“You’d have to find any message that did not include a very strong support for law enforcement in all my utterances dating back to Ferguson because I rely on law enforcement to protect me and my family,” Obama said, referring to the killing of Michael Brown, 18, by Ferguson police in 2014. “I’ll be happy to send it to you."

Original story:

Emotions are running high after two recent, separate incidents of black men being killed by members of law enforcement culminated last week in a vigilante sniper shooting 12 Dallas police officers, killing five of them. In response to the growing national outrage on the state of police relations with the communities they serve, President Barack Obama has planned a town hall-style event Thursday night to address the complicated intersection of race and policing in the U.S.

The town hall is scheduled to start at 8 p.m. EDT and will be broadcast from Washington, D.C. If you're unable to view it by watching your local ABC affiliate, you can always watch a live stream for free via a host of online options, including: ABC News, the ABC News Facebook page, ABC's YouTube page and on WatchESPN. You can also watch the YouTube video feed below.

The event, titled "The President and the People: A National Conversation," will be moderated by ABC's "World News Tonight" anchor David Muir and is expected to last for about one hour.

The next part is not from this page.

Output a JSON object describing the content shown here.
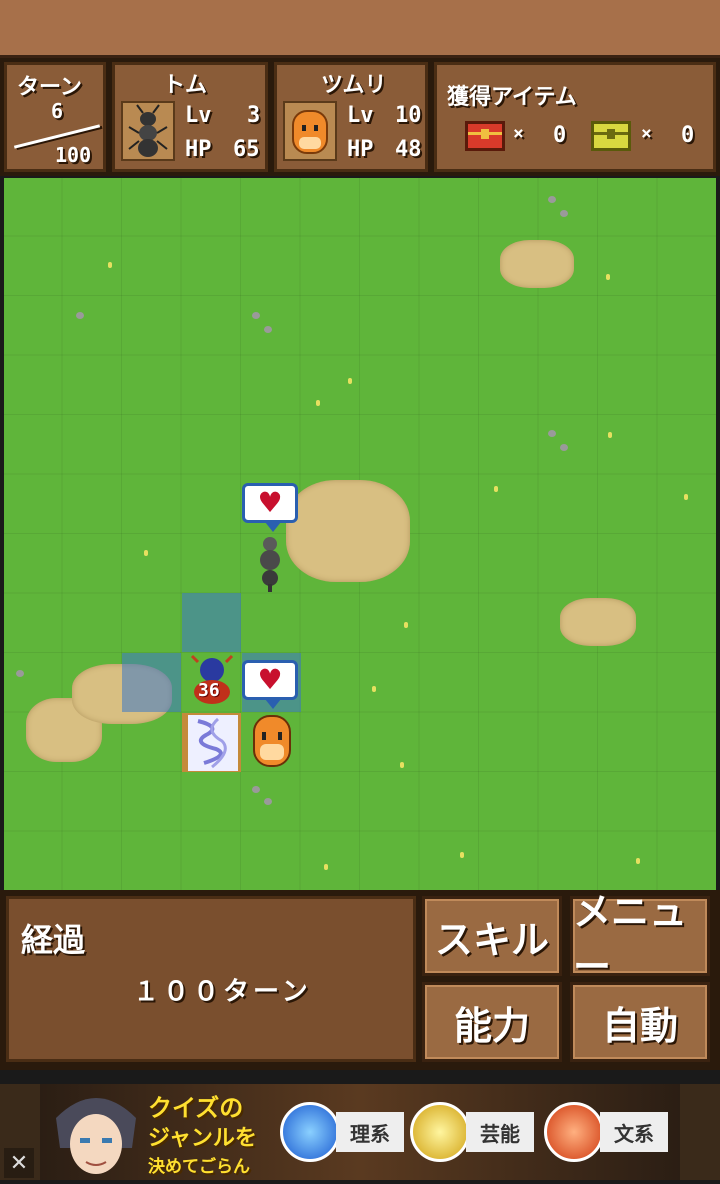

Obama is coming off a meeting Wednesday at the White House with various police chiefs, elected officials, Black Lives Matter activists and advocates of community policing. Afterward he penned a Facebook post that likely provides a glimpse into what he will be talking about Thursday night.

All of us have the power to make change in our own communities. So I want to ask you — no matter who you are or where you live — to do whatever you can to foster these conversations and find solutions for your community.

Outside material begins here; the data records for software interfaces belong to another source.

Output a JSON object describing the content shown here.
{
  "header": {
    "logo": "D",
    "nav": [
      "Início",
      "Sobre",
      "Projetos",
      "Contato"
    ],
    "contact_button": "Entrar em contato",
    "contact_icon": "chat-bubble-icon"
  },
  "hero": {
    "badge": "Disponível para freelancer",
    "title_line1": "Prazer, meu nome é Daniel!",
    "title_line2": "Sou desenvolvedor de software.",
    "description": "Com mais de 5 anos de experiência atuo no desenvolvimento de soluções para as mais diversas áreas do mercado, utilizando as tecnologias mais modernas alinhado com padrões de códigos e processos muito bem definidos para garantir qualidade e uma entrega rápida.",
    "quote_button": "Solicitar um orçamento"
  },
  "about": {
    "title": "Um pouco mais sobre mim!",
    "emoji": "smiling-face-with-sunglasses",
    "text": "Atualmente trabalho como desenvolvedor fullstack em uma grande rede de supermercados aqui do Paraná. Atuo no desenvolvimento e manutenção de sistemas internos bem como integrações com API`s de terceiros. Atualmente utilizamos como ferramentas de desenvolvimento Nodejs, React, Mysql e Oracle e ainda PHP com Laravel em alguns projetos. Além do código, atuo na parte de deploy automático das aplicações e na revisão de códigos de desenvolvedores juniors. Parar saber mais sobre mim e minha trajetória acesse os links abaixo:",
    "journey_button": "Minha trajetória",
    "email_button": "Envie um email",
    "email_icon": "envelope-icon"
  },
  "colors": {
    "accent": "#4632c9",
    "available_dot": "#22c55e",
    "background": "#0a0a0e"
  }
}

That’s the path out of moments like these. Not to withdraw, or shout each other down, but to reach out to each other -- even if it’s difficult -- and find some common ground.

The three consecutive deadly days started in Baton Rouge, where two police officers tried to subdue Alton Sterling the night of July 5 before they shot and killed the unarmed black man in front of a convenience store. The very next day a police officer in Falcon Heights, Minnesota, a suburb of the capital city St. Paul, executed what appeared to be a routine traffic stop for a busted tail light. Instead, the episode ended with the driver, Philando Castile, being shot to death by the officer. In both cases, the officers involved claimed they feared for their lives.

One day later on July 7 during a peaceful demonstration in Dallas protesting law enforcement, Micah Johnson, a veteran who received an honorable discharge from the U.S. Army, acted as a sniper and shot 12 police officers at the protest, killing five of them. Before police were able to kill Johnson, he reportedly taunted law enforcement and admitted his actions were essentially revenge for the deaths of Sterling and Castile.

Obama visited Dallas Tuesday to honor the fallen police officers, and during a memorial there he offered some words of encouragement and optimism — a theme that the president is likely to revisit Thursday night during the town hall event — before attempting to legitimize the chorus of complaints from African-American citizens in the U.S. who are dissatisfied with the state of policing in their communities.

"We are not as divided as we seem. I know that because I know America," Obama said, using that as a segue to honor America's police forces. "The overwhelming majority of police officers do an incredibly hard and dangerous job fairly and professionally. They are deserving of our respect and not our scorn."

Obama continued: "When African-Americans from all walks of life, from different communities across the country voice a growing despair at what they perceive to be unequal treatment ... we cannot simply turn away and dismiss those in peaceful protest as trouble makers or paranoid. We can't simply dismiss this as a symptom of political correctness or reverse racism. To have your experience denied like that, dismissed by those in authority, ... it hurts."